#### [WHAT NEEDS TO BE DONE]
Every line that contains "None" must be located and copied from the data.

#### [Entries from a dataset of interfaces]
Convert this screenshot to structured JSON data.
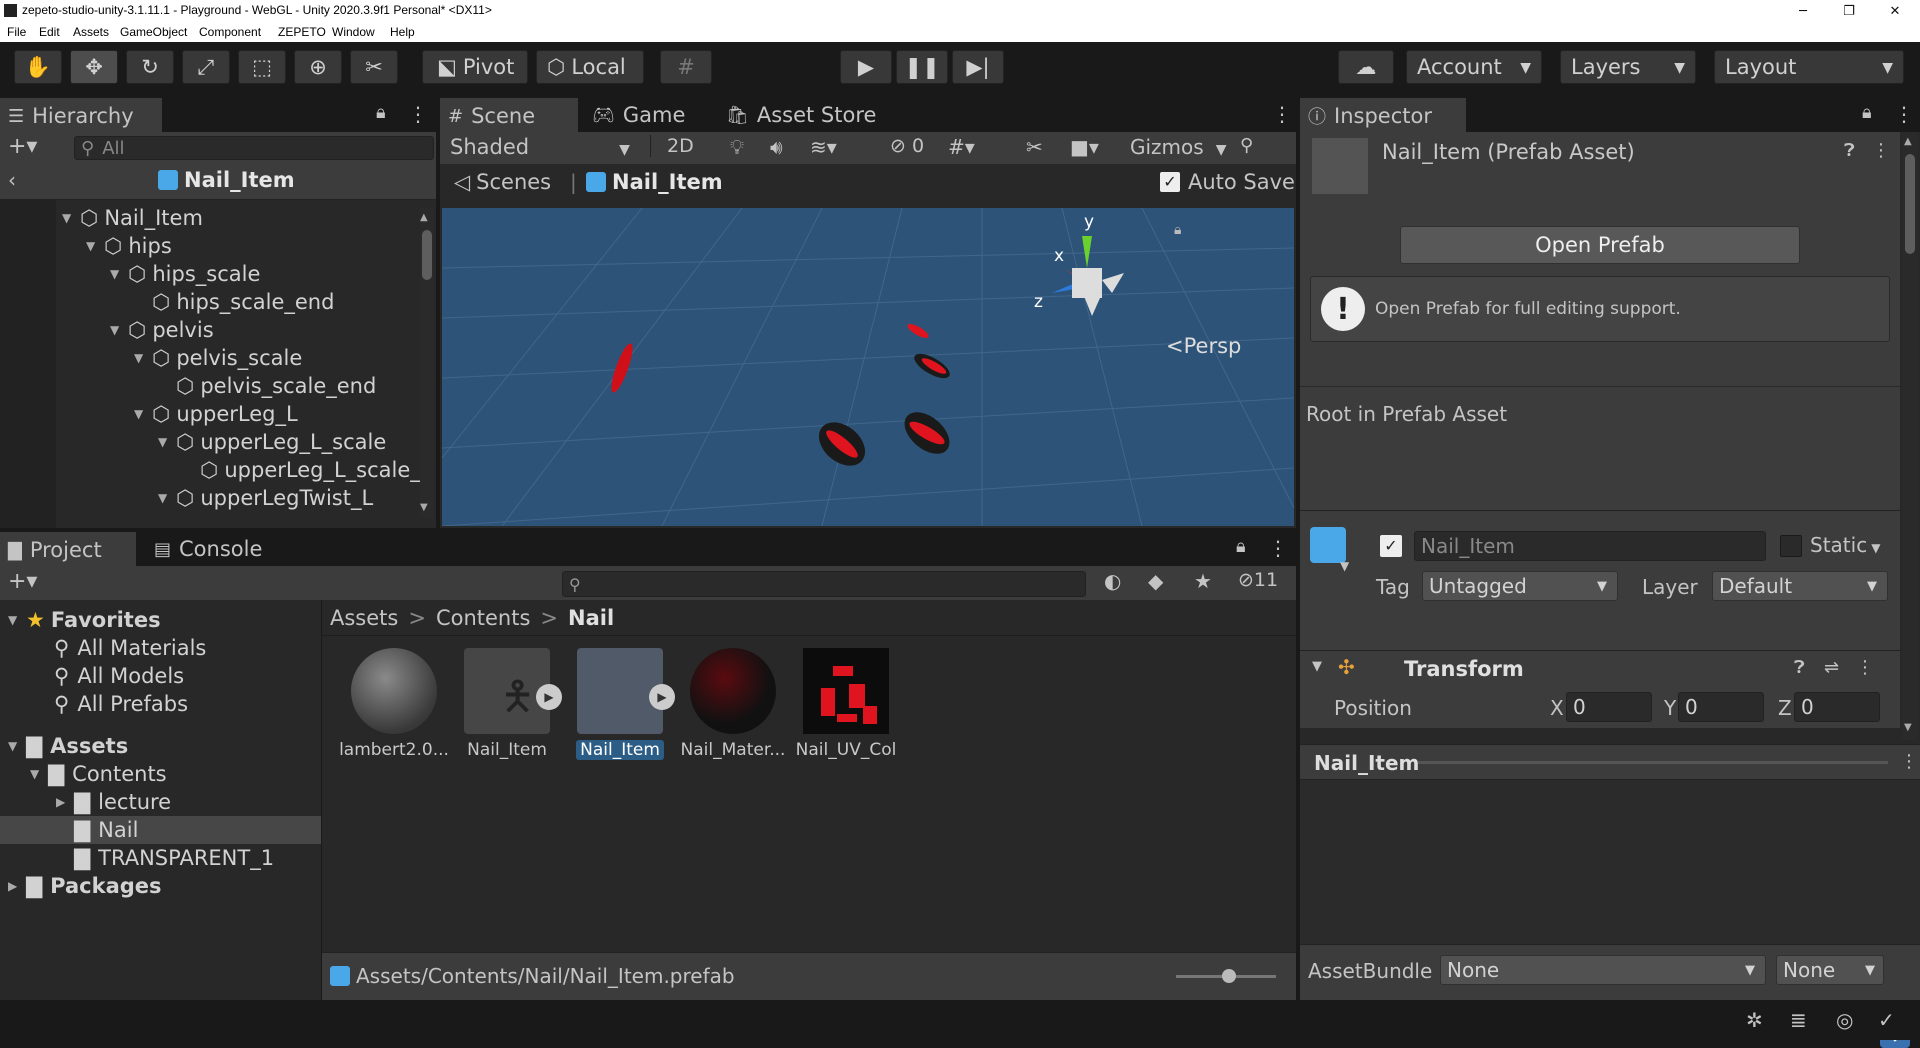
{
  "window": {
    "title": "zepeto-studio-unity-3.1.11.1 - Playground - WebGL - Unity 2020.3.9f1 Personal* <DX11>",
    "minimize": "─",
    "maximize": "❐",
    "close": "✕"
  },
  "menu": [
    "File",
    "Edit",
    "Assets",
    "GameObject",
    "Component",
    "ZEPETO",
    "Window",
    "Help"
  ],
  "toolbar": {
    "pivot": "Pivot",
    "local": "Local",
    "account": "Account",
    "layers": "Layers",
    "layout": "Layout"
  },
  "hierarchy": {
    "tab": "Hierarchy",
    "search_placeholder": "All",
    "root": "Nail_Item",
    "items": [
      {
        "label": "Nail_Item",
        "depth": 0,
        "expanded": true
      },
      {
        "label": "hips",
        "depth": 1,
        "expanded": true
      },
      {
        "label": "hips_scale",
        "depth": 2,
        "expanded": true
      },
      {
        "label": "hips_scale_end",
        "depth": 3,
        "expanded": false
      },
      {
        "label": "pelvis",
        "depth": 2,
        "expanded": true
      },
      {
        "label": "pelvis_scale",
        "depth": 3,
        "expanded": true
      },
      {
        "label": "pelvis_scale_end",
        "depth": 4,
        "expanded": false
      },
      {
        "label": "upperLeg_L",
        "depth": 3,
        "expanded": true
      },
      {
        "label": "upperLeg_L_scale",
        "depth": 4,
        "expanded": true
      },
      {
        "label": "upperLeg_L_scale_",
        "depth": 5,
        "expanded": false
      },
      {
        "label": "upperLegTwist_L",
        "depth": 4,
        "expanded": true
      }
    ]
  },
  "scene": {
    "tabs": [
      "Scene",
      "Game",
      "Asset Store"
    ],
    "shading": "Shaded",
    "mode_2d": "2D",
    "hidden_count": "0",
    "gizmos": "Gizmos",
    "breadcrumb_root": "Scenes",
    "breadcrumb_item": "Nail_Item",
    "auto_save": "Auto Save",
    "persp": "Persp",
    "axis_x": "x",
    "axis_y": "y",
    "axis_z": "z"
  },
  "project": {
    "tabs": [
      "Project",
      "Console"
    ],
    "hidden_count": "11",
    "favorites": "Favorites",
    "favorite_items": [
      "All Materials",
      "All Models",
      "All Prefabs"
    ],
    "assets_root": "Assets",
    "contents": "Contents",
    "folders": [
      "lecture",
      "Nail",
      "TRANSPARENT_1"
    ],
    "packages": "Packages",
    "breadcrumb": [
      "Assets",
      "Contents",
      "Nail"
    ],
    "assets": [
      "lambert2.0...",
      "Nail_Item",
      "Nail_Item",
      "Nail_Mater...",
      "Nail_UV_Col"
    ],
    "selected_path": "Assets/Contents/Nail/Nail_Item.prefab"
  },
  "inspector": {
    "tab": "Inspector",
    "title": "Nail_Item (Prefab Asset)",
    "open_prefab": "Open Prefab",
    "info": "Open Prefab for full editing support.",
    "root_label": "Root in Prefab Asset",
    "object_name": "Nail_Item",
    "static": "Static",
    "tag_label": "Tag",
    "tag_value": "Untagged",
    "layer_label": "Layer",
    "layer_value": "Default",
    "transform": "Transform",
    "position": "Position",
    "x_label": "X",
    "x_value": "0",
    "y_label": "Y",
    "y_value": "0",
    "z_label": "Z",
    "z_value": "0",
    "preview_name": "Nail_Item",
    "assetbundle_label": "AssetBundle",
    "assetbundle_value": "None",
    "variant_value": "None"
  },
  "colors": {
    "accent": "#2c5d87",
    "scene_bg": "#2d5478",
    "nail_red": "#e0141e"
  }
}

#### [ANSWER BOX]
    "assetbundle_value": "None",
    "variant_value": "None"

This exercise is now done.